However, the band keeps itself in the realm of punk until the bitter end, alongside other groups such as “The Offspring,” “Blink 182” and “Rise Against.” “The Art of Drowning” embraced subgenres of punk, like skate, hardcore and melodic punk, but ultimately “Sing the Sorrow” is the departure from the band’s previous material and is its sudden and immediate step into post-hardcore and emo genres.
“The Blood Album” however takes listeners a lot farther from emo and a lot closer to alternative and hard rock.
Their sound has adopted digital expressions of modernity, such as the bands haunting synth sounds heard on every album since “Sing the Sorrow,” and “The Blood Album” is no exception. This commonality first appears on the album “Decemberunderground” in 2006. The tracks that show this trend on their most recent album belong to “Dark Snow,” the first track, and “Feed from the Floor.”
The synthetic tones aside, the album is more saturated in its high-energy rock and crisp and haunting rhythms that keep the band’s style constant. “White Offerings,” “Pink Eyes,” “Hidden Knives” and “Snow Cats” are solid examples of that stylistic nostalgia on “The Art of Drowning,” and “Black Sails in the Sunset.” This signals the bands ability to make new music by reinventing their artistic choices reinforced with the wisdom and talent from the last 25 years.
Ultimately, “The Blood Album” does well to show the band and all its colors. The variety in the track list projects the band’s talent and drive to continue to make new music and stave away any static feelings or style choices in their music.
The album keeps the core of the band’s identity. No one track is the same on the album, but from start to finish, AFI does not hide what they have become and shows everyone just how they got there.

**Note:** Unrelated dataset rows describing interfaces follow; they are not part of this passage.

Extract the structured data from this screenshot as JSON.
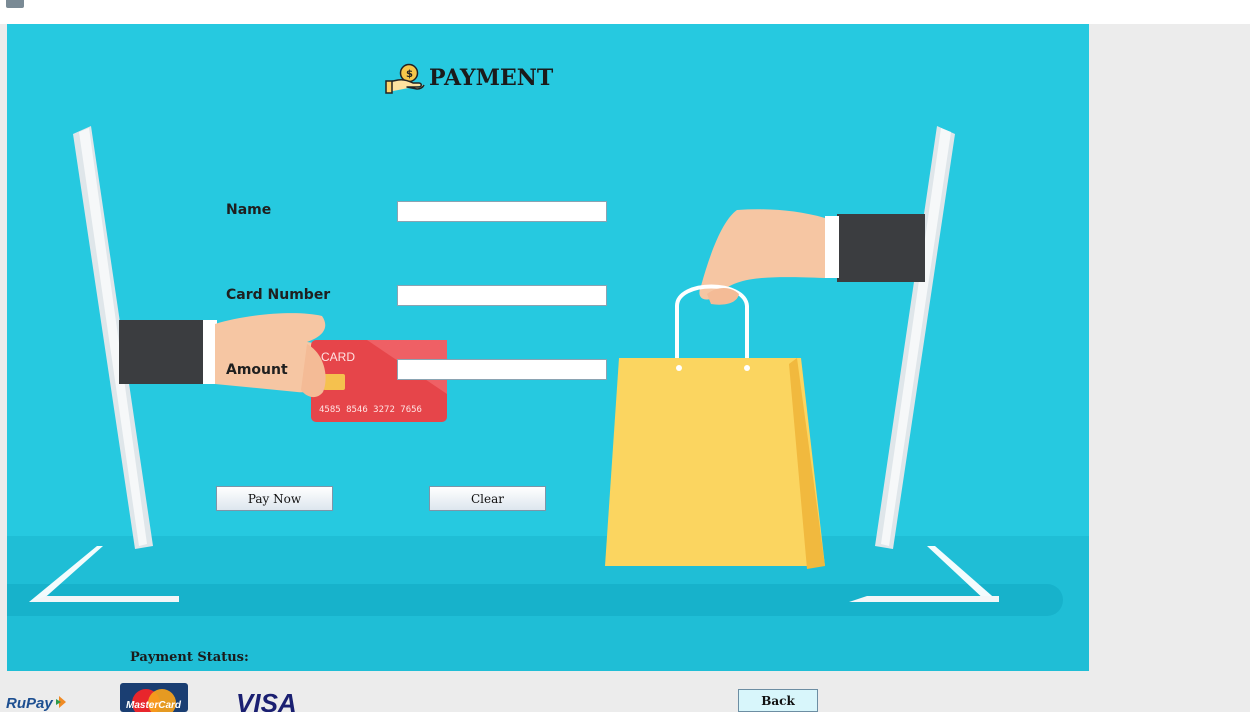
{
  "window": {
    "title": ""
  },
  "header": {
    "title": "PAYMENT",
    "icon": "money-hand-icon"
  },
  "form": {
    "name_label": "Name",
    "card_number_label": "Card Number",
    "amount_label": "Amount",
    "name_value": "",
    "card_number_value": "",
    "amount_value": "",
    "pay_button": "Pay Now",
    "clear_button": "Clear"
  },
  "illustration": {
    "card_title": "CARD",
    "card_number": "4585 8546 3272 7656"
  },
  "status": {
    "label": "Payment Status:",
    "value": ""
  },
  "footer": {
    "logos": [
      "RuPay",
      "MasterCard",
      "VISA"
    ],
    "back_button": "Back"
  },
  "colors": {
    "background": "#26c9e0",
    "card": "#e6454a",
    "bag": "#fbd560",
    "sleeve": "#3b3d40"
  }
}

Matthew Gilbert is a staff writer for The Daily Campus. He can be reached via email at firstname.lastname@example.org.